Finally, the nation’s highest court will hear a case with potential to clarify the Fifth Amendment’s private property protections. But to what degree the outcome will impact the future actions of the nation’s most oppressive land grabber, the federal government, is unknown — and what difference this makes to one California woman, the latest of national park agency victims, is nothing.
“No person shall be…deprived of life, liberty, or property, without due process of law; nor shall private property be taken for public use, without just compensation.” That’s the pertinent portion of the Fifth Amendment, and how that clause has been applied by state and local governments these past couple decades is the issue of interest presented the U.S. Supreme Court, via Kelo v. City of New London.
Citing eminent domain, New London officials tried to force homeowners to sell in order to clear the land for an upscale housing development — a trend toward watering the definition of “public use” that raged in certain states during the 1990s, the Institute for Justice found.

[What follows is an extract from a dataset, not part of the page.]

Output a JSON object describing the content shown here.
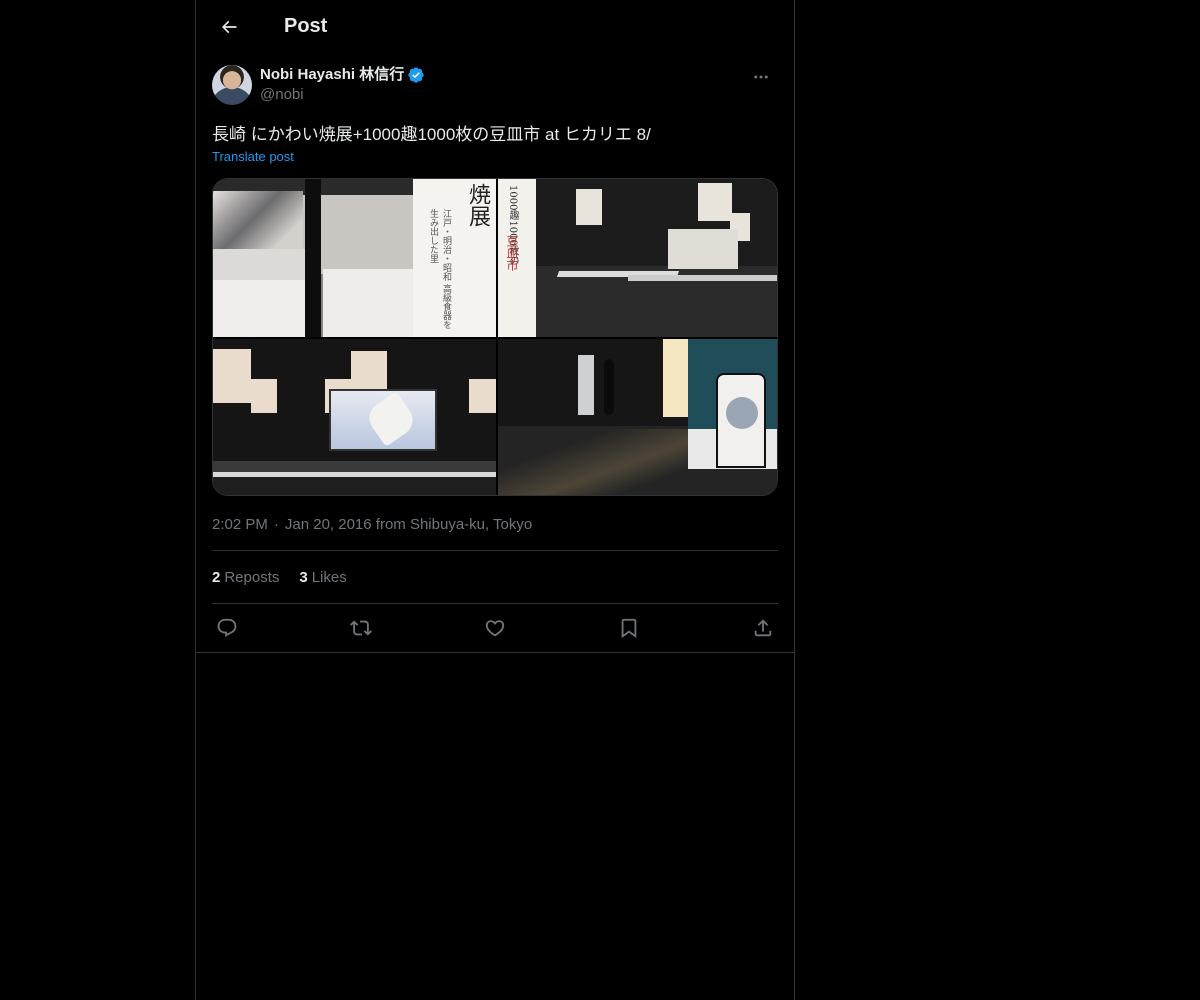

In her book, “Public Power, Private Gain,” Dana Berliner, an attorney with the Institute for Justice, cited 10,282 instances of threats or actual land condemnations against private owners between 1998 and 2002 that occurred because of governments’ attempts to use those properties for other private uses.
Forcing homeowners to sell to make room for, say, upscale housing or private business expansion is hardly in line with the original intent of the Constitution’s “public use” property clause; hopefully, the justices will clarify that a larger tax base does not meet the criteria and such abuses will cease.
But what about the federal government: Will its system of declaring vast swaths of land off-limits to human use and development for environmental and preservation reasons, via executive orders, congressional legislation, and heavy-handed enforcement of land management policies, be impacted by this Supreme Court case? Examples of blanket disregard for the Fifth Amendment are seemingly abundant at the federal level; witness the status of Tennessee and its statewide characterization as a National Heritage Area.
Admittedly, NHAs represent state-federal partnerships for land preservation based on historical reasons — in Tennessee, the justification comes from the Civil War — but funding and oversight of the so-declared properties still involve the federal government. Since 1996, taxpayers nationwide have helped pay for Tennessee’s label, $10 million over 13 years, and though no instances of private property abuses have yet been reported, a congressional research agency did find that NHAs give rise to the potential for Interior Dept. or National Park Service encroachments, as “no systematic process is in place to identify qualified candidate sites and designate them as national heritage areas.”
The debate over NHAs continues in Congress, as do such efforts to expand national park areas (via, for example, S. 347 and its estimated $2 billion push for more acreage for the Santa Monica Mountains National Recreation Area) and to fine-tune roadless rules that have effectively kept many private property owners from accessing and using their own lands.
Whether the Supreme Court case will impact such federal involvement with state, local and private property management policies is negligible; taking land from private owners for public parks is certainly not as clear-cut a Fifth Amendment violation as the Connecticut city’s attempt to use eminent domain for private developments. But perhaps the justices’ attention to land use policy in general might result in at least a hesitation on the part of the federal government to encroach in the future, offering breathing room to land owners who fear unjustified takings and fates as epitomized by 44-year-old Connie Connelly.
Connelly, a 30-plus year resident of five northeastern acres in the Mojave National Preserve, just lost a years-long battle with the National Park Service over her land, according to reports from the Press-Enterprise of Inland Southern California, and is now set to move to a remote area of Wyoming. And though the NPS is buying her new home, Connelly is less than grateful — with good cause. On one occasion, mysterious black vehicles parked on her desert property left her afraid to leave her home; on another, the arrest background of a park agent left her fearing for her safety, reported Jennifer Foster, Connelly’s comrade-in-arms against the NPS and a co-founder of the property rights protection agency, Public Lands for Public Use.
Still to come, too, might be jail time for Connelly; the battle with NPS centered on the government’s claim she did not rightly own the property, and charges of trespassing and threats of a fine have yet to be dismissed.
“They’re unwhippable,” Connelly was quoted in the Press-Enterprise, on Sept. 18.
Hopefully, the Supreme Court justices are listening, and disagree.